ABI considers that the document is in line with the mandate - foreseen in Article 3(2) of the Payment Accounts Directive (hereafter “PAD”) - for the EBA to issue Guidelines to ensure the sound application of the criteria for National Competent Authorities to establish the list (of at least 10 and no more than 20) of the most representative services which are common to a majority of Member States.
ABI believes the draft Guidelines developed by EBA respond to the needs of setting down clearly and in a simple way:
- how competent authorities should apply the criteria set out in Article 3(2) of the PAD;
- what factors they should take into consideration;
- how they should report their list of the most representative services to the EBA and to the Commission;
- what supportive data should be obtained.
In particular, ABI agrees on the contents of Title II – Guidelines for the application of the criteria. These contents appear to be consistent with the requirements of Article 3(2) of the PAD, according to which Member States, while providing the provisional list of most representative services, shall have regard to the services that a) are most commonly used by consumers in relation to their payment account and b) generate the highest cost for consumers, both overall as well as per unit.
Specifically, ABI welcomes the idea expressed in points 7 and 8 of paragraph “Exercising judgment when establishing the provisional list”, about the priority that competent authorities should give to those services that satisfy both the above mentioned criteria, considering only in a second step – since the criteria are not strictly cumulative – those services that only satisfy one of the criteria.
Moreover, consistently with the PAD provisions, the proposed Guidelines seem to present a certain degree of flexibility, in order to allow Member States to compile a provisional list that reflects their national markets. ABI believes that, given the differences in services and related pricing structures that exist between payment services providers (PSPs) and between Member States, it is appropriate that competent authorities apply the criteria in a way that is relevant to the “specificities of local markets”.
ABI believes the draft Guidelines developed by EBA respond to the needs of enabling competent authorities to provide the provisional list of the most representative services linked to a payment account and subject to a fee at national level.
As mentioned in the answer to question no. 1, the proposed Guidelines appear to leave a certain degree of flexibility, in order to allow Member States to compile a provisional list that reflects their national market.
However, ABI believes that some clarifications should be made with regard to the following points:

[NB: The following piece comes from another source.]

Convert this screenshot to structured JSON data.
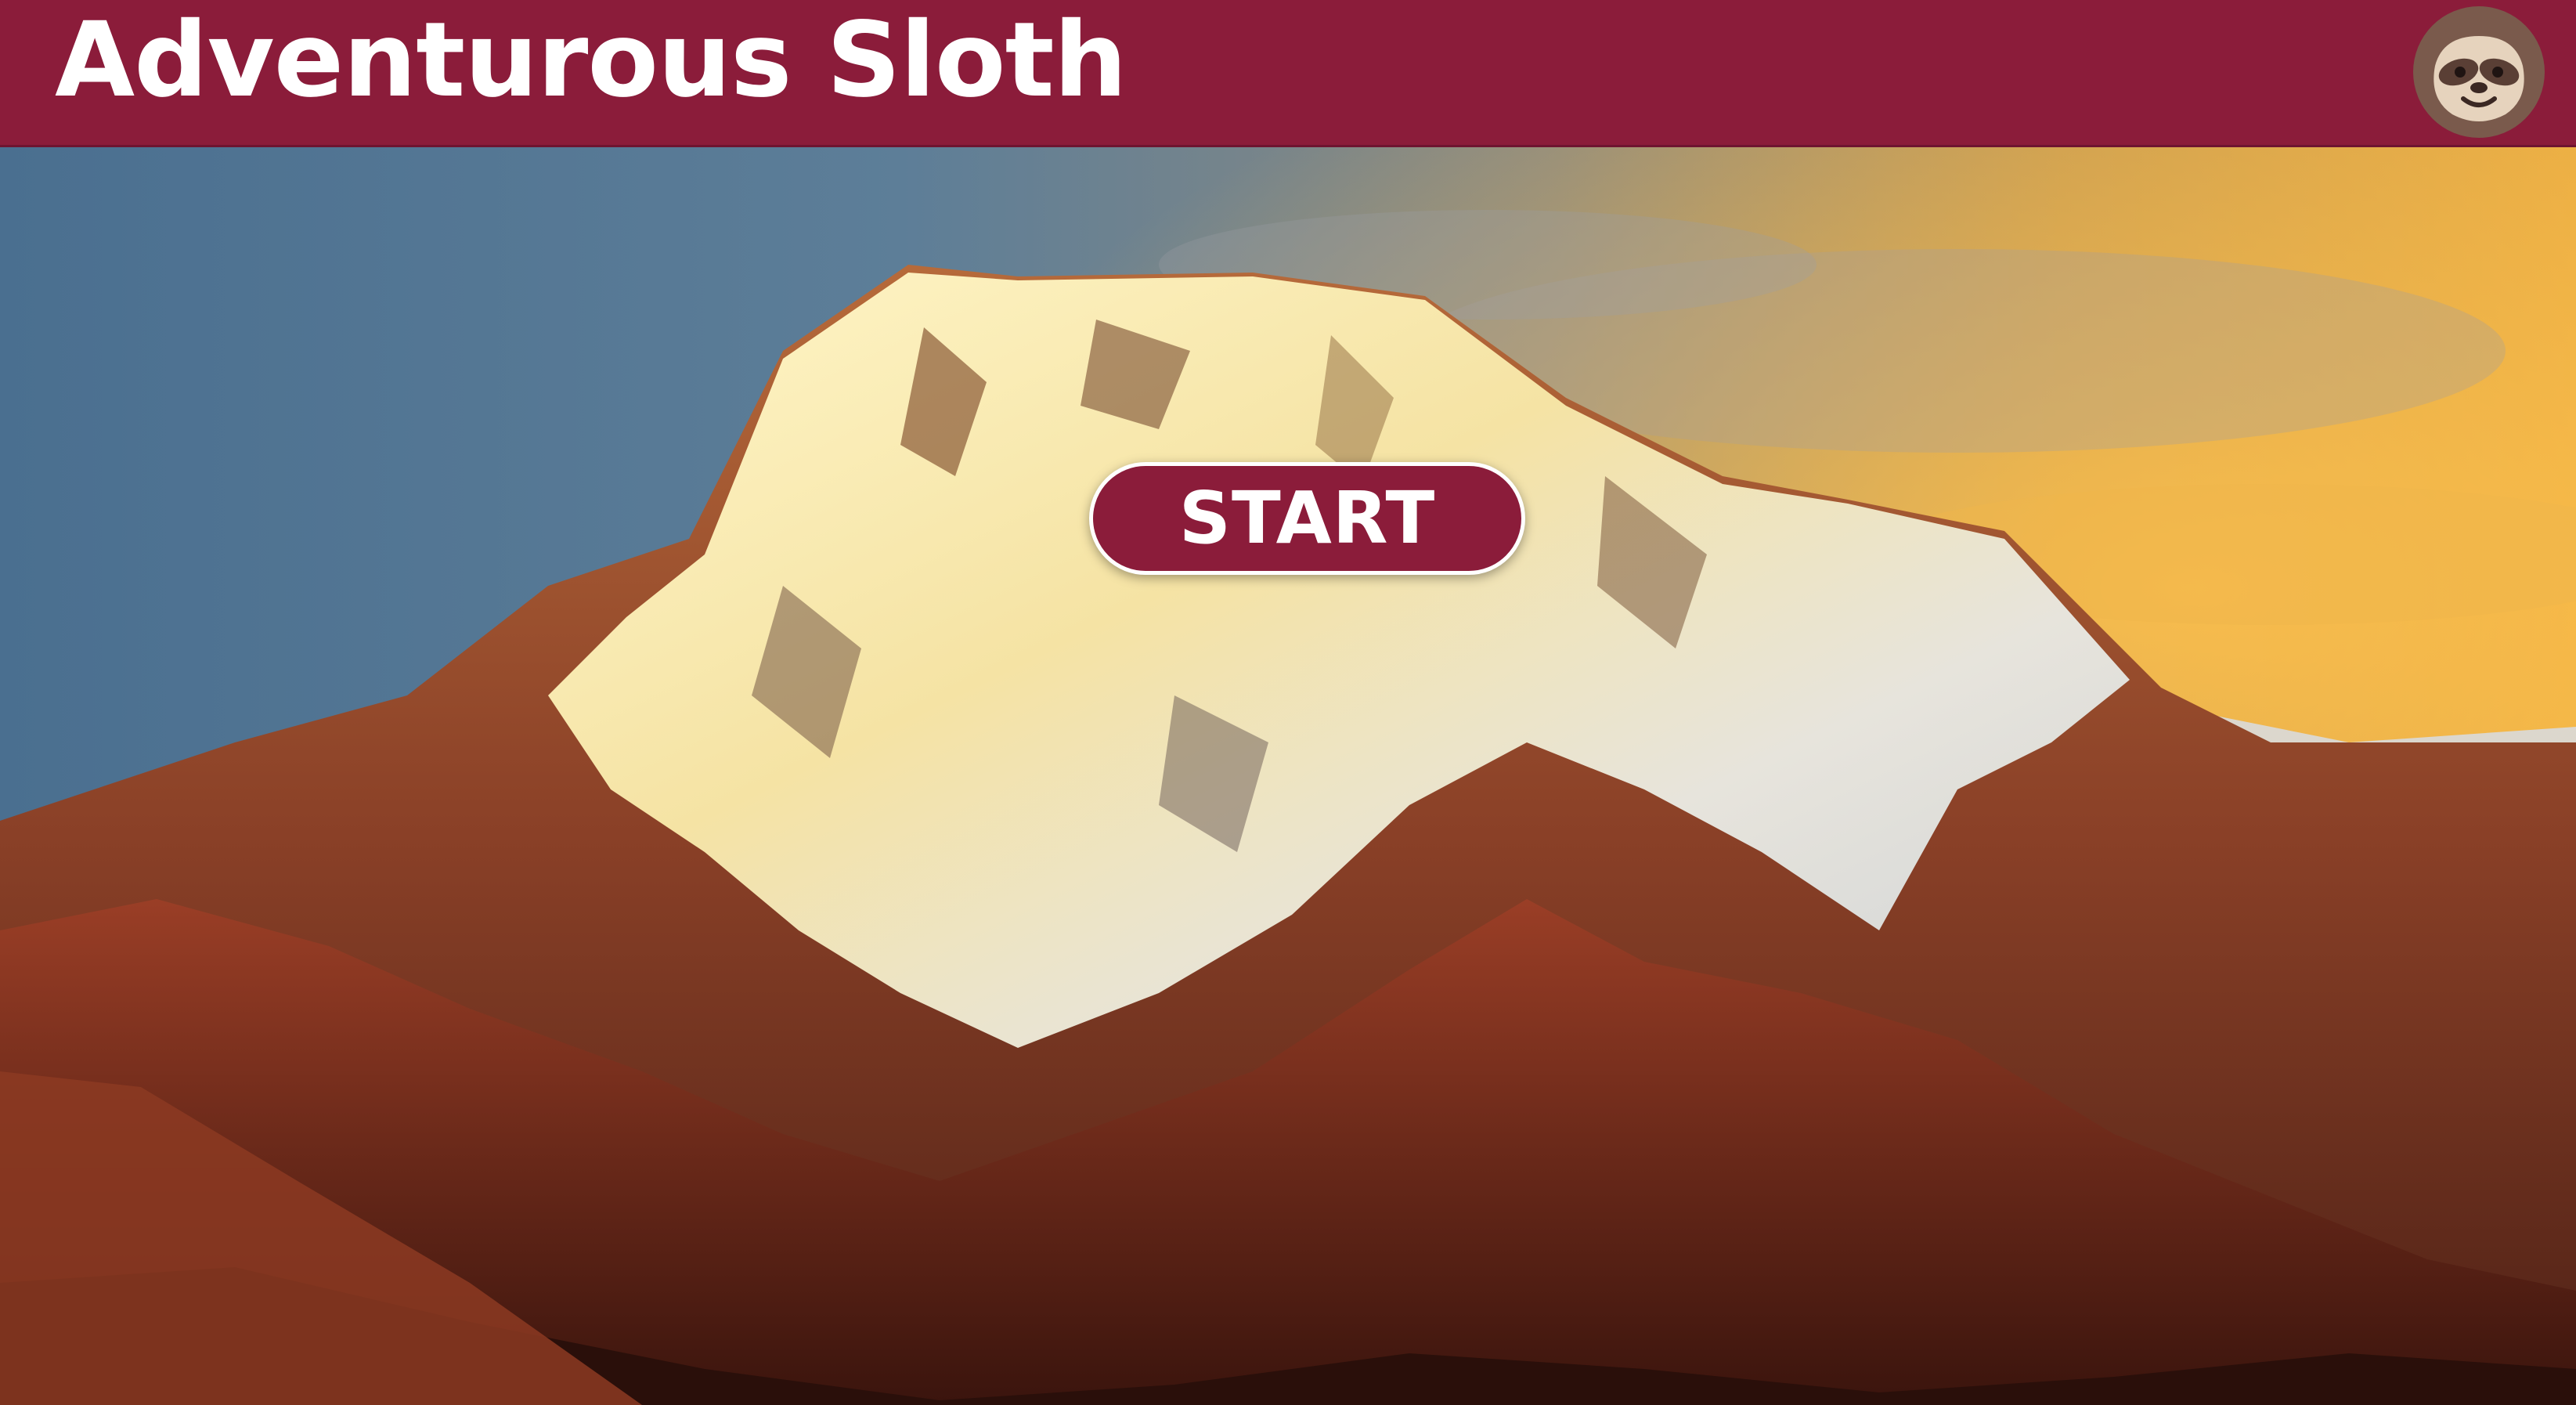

• Difficulty of defining the services “linked to a payment account”: ABI believes that clarity is needed on how EBA will be able to define a service “linked to a payment account” or not “linked to payment account”.
• Differentiation of costs by channel of usage is unclear: At point 10 it is mentioned that The service should be considered as a single service, irrespective of the potential for providers to differentiate costs by channels of usage (…)". According to ABI it is unclear how price differentiation due to different channels would be duly considered and represented in the Fee Information Document (FID) and the Statement of Fees. ABI believes that differences in pricing according to the different channels should be taken into account.
• The templates/table to be filled in by the competent authorities might be difficult to use. Each national or European PSP have a different service model with a different fee differentiation policy for each channel. And this heterogeneous behavior is more and more evident as the innovation process in PSPs multichannel distribution is growing faster. ABI suggests that EBA presents, as an example, some filled in templates for some popular EU wide services. These examples would make it easier to understand what information should be provided in each column."
ABI agrees with the result of the lite cost benefit analysis included in the Guidelines concerning three steps to reach a sound definition of the provisional list of the most representative services linked to a payment account and subject to a fee.
ABI also agrees with the conclusion of the analysis and the selected options:
1) (Option A1) Dealing primarily with the application of the criteria by competent authorities in order to derive the services that are most commonly used by consumers and/or generate the highest cost for consumers, and only exceptionally considering other criteria when market specificities justify it, in order to maximize the comparability among fees information in different countries.
2) (Option B2) Using available evidences and data from existing credible sources, avoiding collecting new data from firms.
3) (Option C2) Relying on the standardised template proposed in Annex 6.2, in order to achieve homogeneity of the kind of collected features and information in different countries.